Instructions for the task:
Only a number is wanted here, namely how many lines of the data contain the string "children".

Extracted data:
- - -
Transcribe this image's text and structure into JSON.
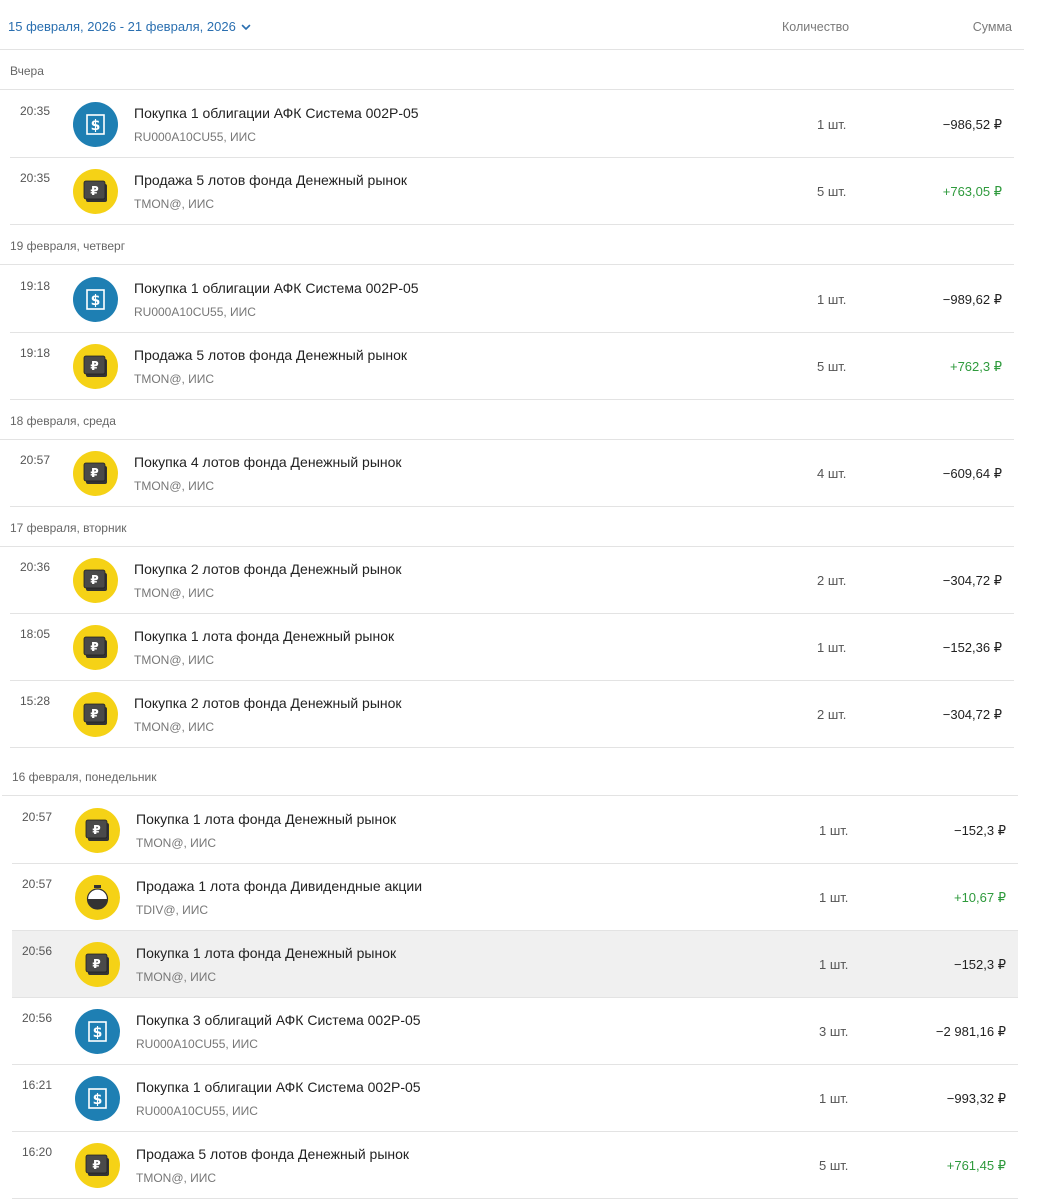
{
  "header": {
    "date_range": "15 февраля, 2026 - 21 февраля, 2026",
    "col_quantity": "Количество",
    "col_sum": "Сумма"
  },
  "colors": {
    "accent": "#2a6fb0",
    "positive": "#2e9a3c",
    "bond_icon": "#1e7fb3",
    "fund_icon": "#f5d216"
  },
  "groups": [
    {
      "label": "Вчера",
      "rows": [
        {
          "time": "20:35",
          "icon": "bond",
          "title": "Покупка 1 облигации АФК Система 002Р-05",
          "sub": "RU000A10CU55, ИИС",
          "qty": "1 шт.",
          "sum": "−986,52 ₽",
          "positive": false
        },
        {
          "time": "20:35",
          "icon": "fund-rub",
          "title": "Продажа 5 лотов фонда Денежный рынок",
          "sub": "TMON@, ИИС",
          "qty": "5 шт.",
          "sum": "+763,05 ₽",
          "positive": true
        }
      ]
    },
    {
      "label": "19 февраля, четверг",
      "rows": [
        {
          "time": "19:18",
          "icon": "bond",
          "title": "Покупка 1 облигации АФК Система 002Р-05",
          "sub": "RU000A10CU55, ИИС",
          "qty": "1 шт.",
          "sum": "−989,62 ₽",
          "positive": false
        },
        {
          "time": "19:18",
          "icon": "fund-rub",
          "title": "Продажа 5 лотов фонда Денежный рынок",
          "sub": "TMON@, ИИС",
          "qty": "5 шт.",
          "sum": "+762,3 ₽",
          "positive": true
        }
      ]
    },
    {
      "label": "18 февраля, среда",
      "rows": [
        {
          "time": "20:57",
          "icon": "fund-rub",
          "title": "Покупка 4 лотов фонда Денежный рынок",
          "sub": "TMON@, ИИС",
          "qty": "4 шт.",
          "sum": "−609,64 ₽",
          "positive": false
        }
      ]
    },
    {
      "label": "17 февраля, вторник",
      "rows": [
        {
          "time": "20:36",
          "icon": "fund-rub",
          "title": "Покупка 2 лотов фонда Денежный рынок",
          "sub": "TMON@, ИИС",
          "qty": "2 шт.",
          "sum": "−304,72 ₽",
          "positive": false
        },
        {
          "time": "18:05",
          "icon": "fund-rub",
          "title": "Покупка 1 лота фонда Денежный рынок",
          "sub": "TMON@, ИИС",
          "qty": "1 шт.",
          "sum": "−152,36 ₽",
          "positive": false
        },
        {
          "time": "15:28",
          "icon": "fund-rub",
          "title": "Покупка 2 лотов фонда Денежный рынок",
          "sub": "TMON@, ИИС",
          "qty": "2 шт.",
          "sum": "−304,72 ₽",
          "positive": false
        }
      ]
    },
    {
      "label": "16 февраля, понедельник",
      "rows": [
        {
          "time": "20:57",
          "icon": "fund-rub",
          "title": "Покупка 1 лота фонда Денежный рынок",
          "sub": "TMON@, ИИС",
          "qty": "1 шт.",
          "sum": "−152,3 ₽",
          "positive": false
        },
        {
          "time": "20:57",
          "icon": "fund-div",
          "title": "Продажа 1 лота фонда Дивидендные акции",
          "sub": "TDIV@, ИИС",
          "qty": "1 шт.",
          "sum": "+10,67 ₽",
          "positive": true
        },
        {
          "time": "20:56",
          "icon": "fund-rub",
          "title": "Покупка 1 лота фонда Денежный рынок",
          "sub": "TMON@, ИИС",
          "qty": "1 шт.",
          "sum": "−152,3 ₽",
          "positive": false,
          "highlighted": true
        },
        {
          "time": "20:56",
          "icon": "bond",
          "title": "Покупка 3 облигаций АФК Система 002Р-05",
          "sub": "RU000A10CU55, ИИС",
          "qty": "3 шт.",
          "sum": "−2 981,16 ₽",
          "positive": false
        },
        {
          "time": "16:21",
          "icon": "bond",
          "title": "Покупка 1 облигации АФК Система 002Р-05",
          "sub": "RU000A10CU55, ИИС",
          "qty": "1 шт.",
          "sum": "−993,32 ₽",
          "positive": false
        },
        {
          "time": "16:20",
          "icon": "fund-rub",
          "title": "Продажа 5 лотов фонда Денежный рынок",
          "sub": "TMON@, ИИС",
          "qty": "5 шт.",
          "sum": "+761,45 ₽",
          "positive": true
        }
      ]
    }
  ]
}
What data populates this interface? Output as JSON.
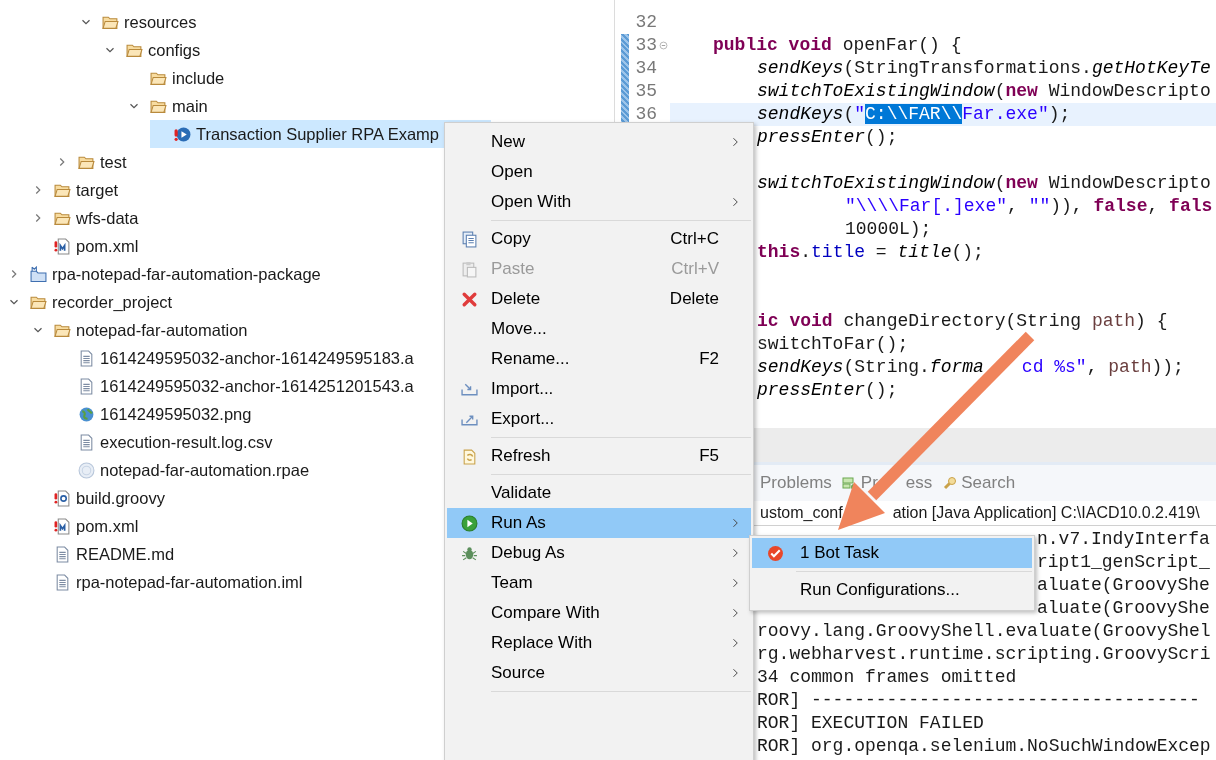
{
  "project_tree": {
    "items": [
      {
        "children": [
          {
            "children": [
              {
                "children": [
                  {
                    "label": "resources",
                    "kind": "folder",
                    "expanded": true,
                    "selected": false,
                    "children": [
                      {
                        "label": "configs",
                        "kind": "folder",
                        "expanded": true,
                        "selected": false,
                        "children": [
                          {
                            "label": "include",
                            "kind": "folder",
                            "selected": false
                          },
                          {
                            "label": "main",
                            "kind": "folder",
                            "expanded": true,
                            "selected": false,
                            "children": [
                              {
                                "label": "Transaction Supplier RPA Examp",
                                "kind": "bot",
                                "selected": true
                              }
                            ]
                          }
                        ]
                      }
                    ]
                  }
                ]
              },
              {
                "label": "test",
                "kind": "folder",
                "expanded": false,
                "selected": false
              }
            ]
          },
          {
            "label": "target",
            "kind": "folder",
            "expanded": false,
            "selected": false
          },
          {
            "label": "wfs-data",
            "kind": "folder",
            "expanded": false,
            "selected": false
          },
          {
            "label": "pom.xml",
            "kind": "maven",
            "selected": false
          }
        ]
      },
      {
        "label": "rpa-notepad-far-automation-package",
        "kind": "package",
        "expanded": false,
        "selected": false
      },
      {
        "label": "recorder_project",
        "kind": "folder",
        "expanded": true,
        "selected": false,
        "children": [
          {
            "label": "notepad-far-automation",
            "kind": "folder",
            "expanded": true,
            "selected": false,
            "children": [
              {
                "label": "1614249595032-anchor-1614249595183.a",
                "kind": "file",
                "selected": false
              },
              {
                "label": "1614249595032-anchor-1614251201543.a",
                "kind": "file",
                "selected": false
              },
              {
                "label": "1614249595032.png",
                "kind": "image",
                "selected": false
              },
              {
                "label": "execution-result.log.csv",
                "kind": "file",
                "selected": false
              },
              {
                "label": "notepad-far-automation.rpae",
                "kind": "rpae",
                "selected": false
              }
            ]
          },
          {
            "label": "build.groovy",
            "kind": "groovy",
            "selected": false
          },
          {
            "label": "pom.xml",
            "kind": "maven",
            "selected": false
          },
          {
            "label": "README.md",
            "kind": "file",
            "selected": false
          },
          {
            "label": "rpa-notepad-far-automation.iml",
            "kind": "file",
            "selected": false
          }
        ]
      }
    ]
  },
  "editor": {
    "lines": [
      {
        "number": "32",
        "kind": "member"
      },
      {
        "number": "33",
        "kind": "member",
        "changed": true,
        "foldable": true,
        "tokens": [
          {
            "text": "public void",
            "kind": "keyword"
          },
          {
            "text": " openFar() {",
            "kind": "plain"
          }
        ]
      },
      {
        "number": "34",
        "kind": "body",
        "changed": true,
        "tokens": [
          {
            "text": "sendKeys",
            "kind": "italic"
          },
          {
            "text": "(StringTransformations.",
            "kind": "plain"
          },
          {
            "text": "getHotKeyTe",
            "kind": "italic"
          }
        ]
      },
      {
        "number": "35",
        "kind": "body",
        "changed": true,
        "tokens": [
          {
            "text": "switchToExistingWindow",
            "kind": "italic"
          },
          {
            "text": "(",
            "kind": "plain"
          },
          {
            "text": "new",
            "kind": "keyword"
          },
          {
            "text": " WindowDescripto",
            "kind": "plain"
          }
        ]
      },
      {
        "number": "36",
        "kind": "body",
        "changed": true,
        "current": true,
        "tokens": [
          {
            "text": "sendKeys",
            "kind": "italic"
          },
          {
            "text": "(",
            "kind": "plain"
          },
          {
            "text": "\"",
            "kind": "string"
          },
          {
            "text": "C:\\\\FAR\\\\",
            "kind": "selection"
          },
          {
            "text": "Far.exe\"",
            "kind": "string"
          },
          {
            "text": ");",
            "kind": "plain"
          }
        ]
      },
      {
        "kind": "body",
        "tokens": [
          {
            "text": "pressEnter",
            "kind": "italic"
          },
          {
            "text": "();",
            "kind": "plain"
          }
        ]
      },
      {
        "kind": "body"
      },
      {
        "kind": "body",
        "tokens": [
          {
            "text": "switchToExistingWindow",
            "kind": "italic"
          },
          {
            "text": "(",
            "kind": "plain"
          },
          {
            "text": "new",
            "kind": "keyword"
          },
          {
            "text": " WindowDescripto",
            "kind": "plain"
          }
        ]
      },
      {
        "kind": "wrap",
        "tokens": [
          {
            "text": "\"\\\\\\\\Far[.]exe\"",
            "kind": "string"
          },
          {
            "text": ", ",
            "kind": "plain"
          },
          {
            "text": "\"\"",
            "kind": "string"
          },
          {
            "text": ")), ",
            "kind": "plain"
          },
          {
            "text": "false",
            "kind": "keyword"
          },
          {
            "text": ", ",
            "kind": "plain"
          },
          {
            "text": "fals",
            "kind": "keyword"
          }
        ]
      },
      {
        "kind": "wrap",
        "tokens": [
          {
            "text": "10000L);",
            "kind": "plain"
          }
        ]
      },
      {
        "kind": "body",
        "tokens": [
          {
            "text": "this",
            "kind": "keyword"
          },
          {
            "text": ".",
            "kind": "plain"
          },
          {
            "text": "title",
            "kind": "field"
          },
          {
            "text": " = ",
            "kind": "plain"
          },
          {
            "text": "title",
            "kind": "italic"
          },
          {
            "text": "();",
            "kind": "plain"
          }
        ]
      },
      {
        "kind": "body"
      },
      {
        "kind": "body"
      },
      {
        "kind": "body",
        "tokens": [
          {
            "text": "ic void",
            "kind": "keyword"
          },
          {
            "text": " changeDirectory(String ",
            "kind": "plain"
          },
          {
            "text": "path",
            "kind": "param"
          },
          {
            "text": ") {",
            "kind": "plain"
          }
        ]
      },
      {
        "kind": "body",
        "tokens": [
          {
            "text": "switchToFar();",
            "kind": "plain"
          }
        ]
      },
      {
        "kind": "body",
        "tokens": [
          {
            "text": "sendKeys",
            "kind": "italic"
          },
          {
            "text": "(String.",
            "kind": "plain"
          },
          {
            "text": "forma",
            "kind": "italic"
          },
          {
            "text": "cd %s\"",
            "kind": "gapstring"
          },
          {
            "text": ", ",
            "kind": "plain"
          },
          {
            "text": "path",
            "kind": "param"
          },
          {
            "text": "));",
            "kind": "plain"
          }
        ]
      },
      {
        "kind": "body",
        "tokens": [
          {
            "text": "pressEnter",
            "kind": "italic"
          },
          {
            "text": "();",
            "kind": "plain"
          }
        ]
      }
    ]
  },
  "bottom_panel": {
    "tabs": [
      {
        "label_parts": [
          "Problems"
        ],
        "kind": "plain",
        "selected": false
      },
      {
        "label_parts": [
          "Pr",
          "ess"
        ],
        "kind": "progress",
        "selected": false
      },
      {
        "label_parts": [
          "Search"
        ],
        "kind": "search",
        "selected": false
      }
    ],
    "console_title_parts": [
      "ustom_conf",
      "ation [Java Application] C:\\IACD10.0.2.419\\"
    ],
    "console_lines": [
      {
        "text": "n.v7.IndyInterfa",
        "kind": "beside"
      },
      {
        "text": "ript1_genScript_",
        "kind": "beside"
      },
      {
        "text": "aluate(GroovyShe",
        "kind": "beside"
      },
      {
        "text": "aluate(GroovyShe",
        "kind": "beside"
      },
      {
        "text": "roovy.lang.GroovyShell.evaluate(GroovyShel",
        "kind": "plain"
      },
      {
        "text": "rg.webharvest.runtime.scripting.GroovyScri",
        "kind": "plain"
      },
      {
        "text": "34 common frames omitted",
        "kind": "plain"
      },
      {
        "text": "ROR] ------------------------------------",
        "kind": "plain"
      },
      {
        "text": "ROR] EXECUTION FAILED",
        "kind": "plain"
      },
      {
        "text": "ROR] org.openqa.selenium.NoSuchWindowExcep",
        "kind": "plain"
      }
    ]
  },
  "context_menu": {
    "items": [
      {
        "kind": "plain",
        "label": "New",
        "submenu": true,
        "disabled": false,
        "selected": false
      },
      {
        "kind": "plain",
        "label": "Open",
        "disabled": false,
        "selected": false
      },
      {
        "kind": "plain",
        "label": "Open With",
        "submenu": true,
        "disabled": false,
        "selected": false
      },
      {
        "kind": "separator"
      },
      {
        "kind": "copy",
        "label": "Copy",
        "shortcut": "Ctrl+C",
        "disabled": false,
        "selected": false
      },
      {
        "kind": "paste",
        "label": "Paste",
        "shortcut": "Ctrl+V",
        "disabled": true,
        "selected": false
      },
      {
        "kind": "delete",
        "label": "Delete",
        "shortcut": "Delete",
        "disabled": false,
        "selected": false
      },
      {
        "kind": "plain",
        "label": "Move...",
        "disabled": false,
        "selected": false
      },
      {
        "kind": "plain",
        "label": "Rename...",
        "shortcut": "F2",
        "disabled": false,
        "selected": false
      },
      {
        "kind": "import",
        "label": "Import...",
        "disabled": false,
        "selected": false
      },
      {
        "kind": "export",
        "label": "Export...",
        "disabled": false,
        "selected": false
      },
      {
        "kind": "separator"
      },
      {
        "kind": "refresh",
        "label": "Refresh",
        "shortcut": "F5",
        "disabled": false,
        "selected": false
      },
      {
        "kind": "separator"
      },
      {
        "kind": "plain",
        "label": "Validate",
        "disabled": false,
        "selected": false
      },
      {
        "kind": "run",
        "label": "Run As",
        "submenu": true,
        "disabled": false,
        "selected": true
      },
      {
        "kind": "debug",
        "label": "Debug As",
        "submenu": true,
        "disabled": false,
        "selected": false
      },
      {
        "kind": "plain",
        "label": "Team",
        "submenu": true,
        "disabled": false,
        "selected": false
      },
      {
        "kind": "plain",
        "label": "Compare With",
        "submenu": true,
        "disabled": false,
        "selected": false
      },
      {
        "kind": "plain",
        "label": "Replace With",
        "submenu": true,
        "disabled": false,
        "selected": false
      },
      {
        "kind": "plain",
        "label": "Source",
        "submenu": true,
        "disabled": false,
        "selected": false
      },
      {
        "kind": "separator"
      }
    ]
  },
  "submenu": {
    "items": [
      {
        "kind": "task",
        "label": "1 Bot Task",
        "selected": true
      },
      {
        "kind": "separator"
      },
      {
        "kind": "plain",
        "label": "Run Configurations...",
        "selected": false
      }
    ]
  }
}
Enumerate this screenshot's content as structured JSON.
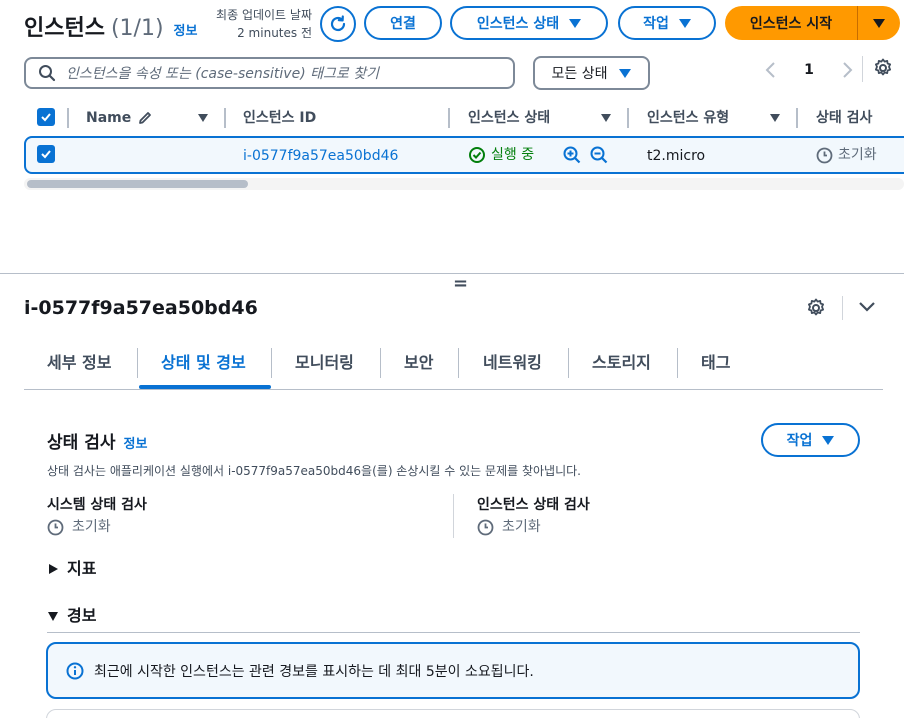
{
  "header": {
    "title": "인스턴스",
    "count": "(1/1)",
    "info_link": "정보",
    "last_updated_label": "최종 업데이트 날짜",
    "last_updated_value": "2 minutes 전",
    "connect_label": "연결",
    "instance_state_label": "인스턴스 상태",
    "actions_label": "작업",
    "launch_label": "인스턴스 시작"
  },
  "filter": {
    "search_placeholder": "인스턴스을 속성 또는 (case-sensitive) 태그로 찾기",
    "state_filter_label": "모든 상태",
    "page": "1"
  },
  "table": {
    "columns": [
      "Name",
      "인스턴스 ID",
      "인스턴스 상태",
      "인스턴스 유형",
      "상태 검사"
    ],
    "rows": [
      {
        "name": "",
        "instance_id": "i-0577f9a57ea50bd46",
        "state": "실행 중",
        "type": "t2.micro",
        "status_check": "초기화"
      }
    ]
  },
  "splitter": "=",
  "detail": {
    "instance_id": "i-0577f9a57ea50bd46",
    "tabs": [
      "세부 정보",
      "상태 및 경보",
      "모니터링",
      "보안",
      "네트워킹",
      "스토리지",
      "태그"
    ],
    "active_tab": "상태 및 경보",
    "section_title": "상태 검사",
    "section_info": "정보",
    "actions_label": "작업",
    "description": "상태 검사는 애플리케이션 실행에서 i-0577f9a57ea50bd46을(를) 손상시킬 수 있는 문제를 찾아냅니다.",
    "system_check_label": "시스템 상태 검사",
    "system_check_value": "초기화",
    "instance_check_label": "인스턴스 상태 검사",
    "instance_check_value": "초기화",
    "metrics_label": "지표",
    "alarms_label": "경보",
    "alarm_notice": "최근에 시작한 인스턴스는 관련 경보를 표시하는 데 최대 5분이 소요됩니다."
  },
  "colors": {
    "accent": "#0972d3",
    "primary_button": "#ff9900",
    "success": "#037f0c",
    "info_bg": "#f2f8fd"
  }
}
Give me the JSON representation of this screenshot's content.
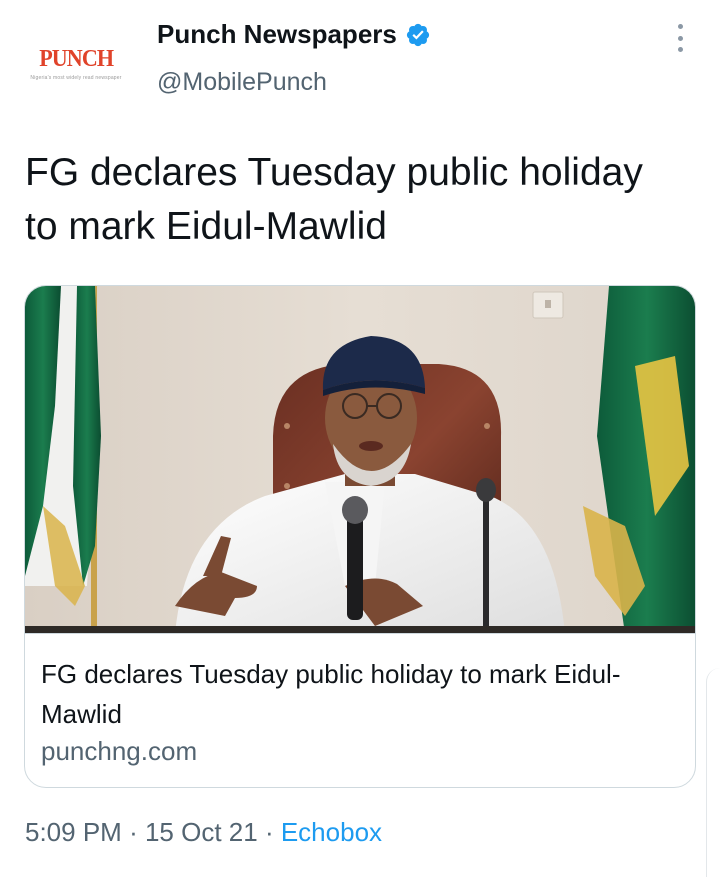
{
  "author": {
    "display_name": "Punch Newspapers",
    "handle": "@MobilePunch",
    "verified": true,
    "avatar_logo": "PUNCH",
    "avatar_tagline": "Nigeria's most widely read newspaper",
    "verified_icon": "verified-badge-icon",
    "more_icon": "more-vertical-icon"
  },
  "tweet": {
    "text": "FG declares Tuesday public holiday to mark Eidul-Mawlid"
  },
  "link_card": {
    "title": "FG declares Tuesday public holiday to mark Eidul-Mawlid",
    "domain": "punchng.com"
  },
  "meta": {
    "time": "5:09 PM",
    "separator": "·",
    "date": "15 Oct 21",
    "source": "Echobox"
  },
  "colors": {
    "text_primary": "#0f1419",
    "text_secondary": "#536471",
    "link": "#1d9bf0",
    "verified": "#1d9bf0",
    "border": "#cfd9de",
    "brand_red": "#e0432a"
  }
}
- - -
Problem solution:
8